Can I keep every class quiet? Notice that I used the adjective “every” in the preceding sentence. Therefore, the answer to that question is absolutely not. I am a substitute, not God. Besides, the mix of “outgoing” personalities negates a hundred percent score, even a 60/40 score. What I can do, with the more difficult classes, is to keep the volume down to “small party” level and not “mass hysteria” level. How do I do this? By walking around the classroom…constantly. And perhaps standing in a group of students’ space. You see, they don’t want me to be a part of their conversation. I do not wish to be a part of their conversation. In fact, I am trying to tell them, both in words and through actions, to have their conversation later, like after classes or at lunch.
This type of student conversation is different from the necessary student conversations of math classes when one student assists another with class work, but even those conversations need to be kept to a low conversational, or rather instructional, volume. And those students understand, although they may need to be reminded from time to time. No, the personal conversations are the ones that interrupt the flow of education in the classroom, for there are usually several personal conversations going on at once, and they all seem to compete for listeners. These conversations interfere with my relaying the educational instructions to the class and then my individual assistance to various students. I literally can’t hear myself think.

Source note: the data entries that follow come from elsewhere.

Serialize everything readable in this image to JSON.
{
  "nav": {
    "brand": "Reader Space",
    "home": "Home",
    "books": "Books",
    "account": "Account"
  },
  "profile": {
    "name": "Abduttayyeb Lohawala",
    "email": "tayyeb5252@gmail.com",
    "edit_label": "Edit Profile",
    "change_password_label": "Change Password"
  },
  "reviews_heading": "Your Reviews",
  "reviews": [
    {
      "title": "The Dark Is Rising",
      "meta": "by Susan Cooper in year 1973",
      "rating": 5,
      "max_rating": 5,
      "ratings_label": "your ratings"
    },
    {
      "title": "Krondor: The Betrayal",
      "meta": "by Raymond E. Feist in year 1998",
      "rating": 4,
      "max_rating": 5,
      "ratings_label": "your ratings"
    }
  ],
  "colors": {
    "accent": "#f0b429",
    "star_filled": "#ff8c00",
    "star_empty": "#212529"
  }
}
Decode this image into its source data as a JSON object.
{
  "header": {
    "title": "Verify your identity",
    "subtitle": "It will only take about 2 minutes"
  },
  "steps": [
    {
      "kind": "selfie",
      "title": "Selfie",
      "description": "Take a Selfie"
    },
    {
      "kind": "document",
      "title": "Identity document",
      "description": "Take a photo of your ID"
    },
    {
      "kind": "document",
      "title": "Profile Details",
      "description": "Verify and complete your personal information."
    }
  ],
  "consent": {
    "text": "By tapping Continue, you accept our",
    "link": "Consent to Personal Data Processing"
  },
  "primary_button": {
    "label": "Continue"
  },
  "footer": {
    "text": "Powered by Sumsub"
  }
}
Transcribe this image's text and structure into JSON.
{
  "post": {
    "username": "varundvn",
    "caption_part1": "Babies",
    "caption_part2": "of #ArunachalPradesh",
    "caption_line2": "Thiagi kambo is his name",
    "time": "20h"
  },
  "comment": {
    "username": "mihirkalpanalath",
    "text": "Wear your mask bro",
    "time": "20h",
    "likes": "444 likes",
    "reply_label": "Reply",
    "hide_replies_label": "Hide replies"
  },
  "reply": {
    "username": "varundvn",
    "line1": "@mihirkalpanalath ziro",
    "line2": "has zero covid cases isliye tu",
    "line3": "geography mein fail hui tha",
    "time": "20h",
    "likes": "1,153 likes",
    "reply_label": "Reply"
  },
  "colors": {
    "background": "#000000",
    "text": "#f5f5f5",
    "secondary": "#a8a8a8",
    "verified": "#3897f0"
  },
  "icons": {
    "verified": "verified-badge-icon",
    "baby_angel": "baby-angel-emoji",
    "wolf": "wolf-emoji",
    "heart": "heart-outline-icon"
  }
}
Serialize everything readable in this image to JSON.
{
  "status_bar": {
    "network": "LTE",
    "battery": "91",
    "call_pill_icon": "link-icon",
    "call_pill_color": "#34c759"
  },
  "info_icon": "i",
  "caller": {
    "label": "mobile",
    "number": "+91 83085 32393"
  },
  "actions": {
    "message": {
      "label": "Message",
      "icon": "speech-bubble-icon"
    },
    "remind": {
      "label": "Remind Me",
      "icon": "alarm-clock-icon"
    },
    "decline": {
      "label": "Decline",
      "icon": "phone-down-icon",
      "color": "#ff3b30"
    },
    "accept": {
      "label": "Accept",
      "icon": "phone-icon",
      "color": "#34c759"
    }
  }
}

However, administering tests is different. There I try for about a ninety to ninety-five percent control. How? Again, by walking around constantly, watching everyone’s eyes, standing in a student’s space, or if necessary, sending a student and test to the internal suspension room or principal’s office for the test duration depending upon school rules. As a last resort, after quietly telling students in an area to keep their eyes on their own papers but meeting the student in question’s eyes, after showing the good student how to cover his or her test paper, I may need to take the test from a student and inform the teacher of the situation and let that teacher decide the next step. Luckily, students learn to understand that I mean what I say, and cheating is almost non-existent. I bet you noticed that I said “almost.” I told you I wasn’t God.